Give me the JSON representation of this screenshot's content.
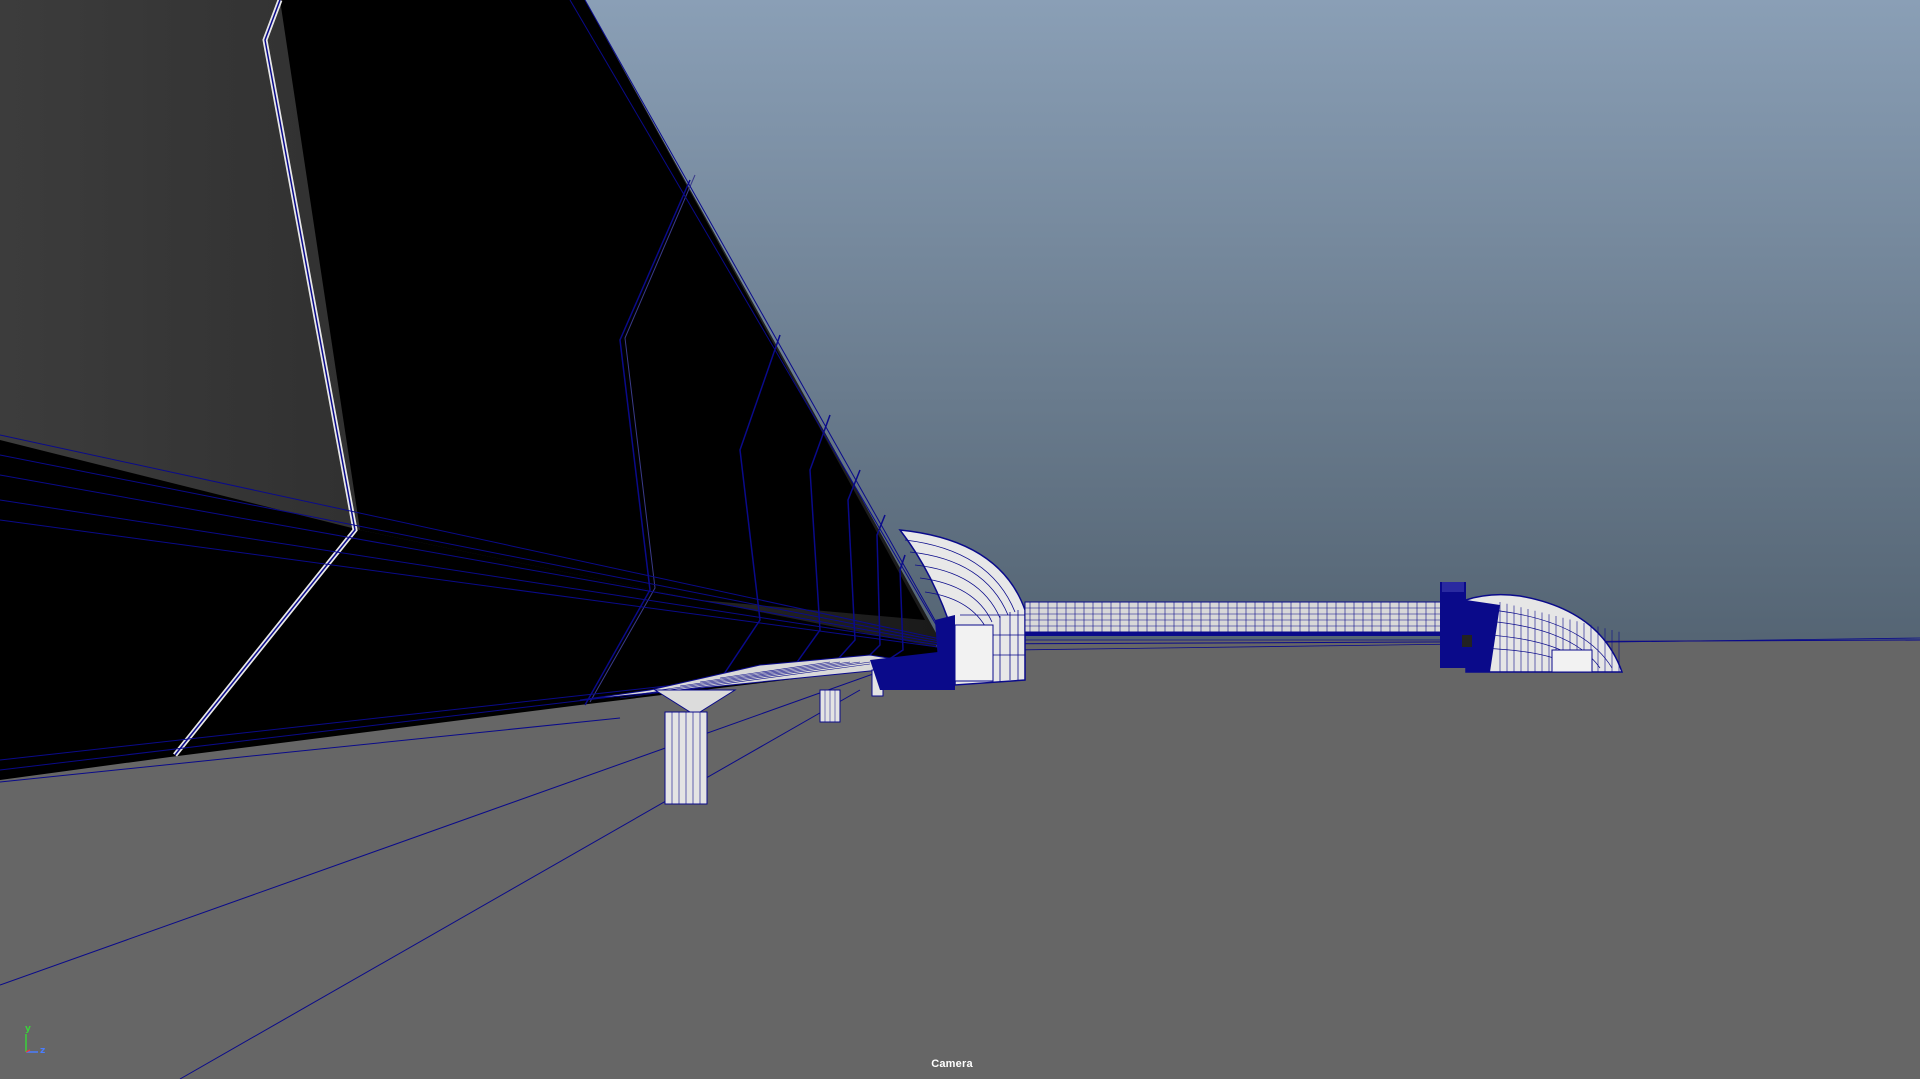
{
  "viewport": {
    "camera_label": "Camera",
    "axis_labels": {
      "y": "y",
      "z": "z"
    },
    "colors": {
      "sky_top": "#8a9fb6",
      "sky_bottom": "#546473",
      "ground": "#666666",
      "wireframe": "#0a0a8a",
      "dark_surface": "#000000",
      "mid_surface": "#3a3a3a",
      "highlight": "#e8e8e8",
      "axis_y": "#3ad13a",
      "axis_z": "#4a7dff",
      "axis_x": "#e04040"
    },
    "icons": [
      "view-axis-gizmo-icon"
    ]
  }
}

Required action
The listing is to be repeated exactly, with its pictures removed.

Result of the exercise
Give me the JSON representation of this screenshot's content.
{
  "viewport": {
    "camera_label": "Camera",
    "axis_labels": {
      "y": "y",
      "z": "z"
    },
    "colors": {
      "sky_top": "#8a9fb6",
      "sky_bottom": "#546473",
      "ground": "#666666",
      "wireframe": "#0a0a8a",
      "dark_surface": "#000000",
      "mid_surface": "#3a3a3a",
      "highlight": "#e8e8e8",
      "axis_y": "#3ad13a",
      "axis_z": "#4a7dff",
      "axis_x": "#e04040"
    },
    "icons": [
      "view-axis-gizmo-icon"
    ]
  }
}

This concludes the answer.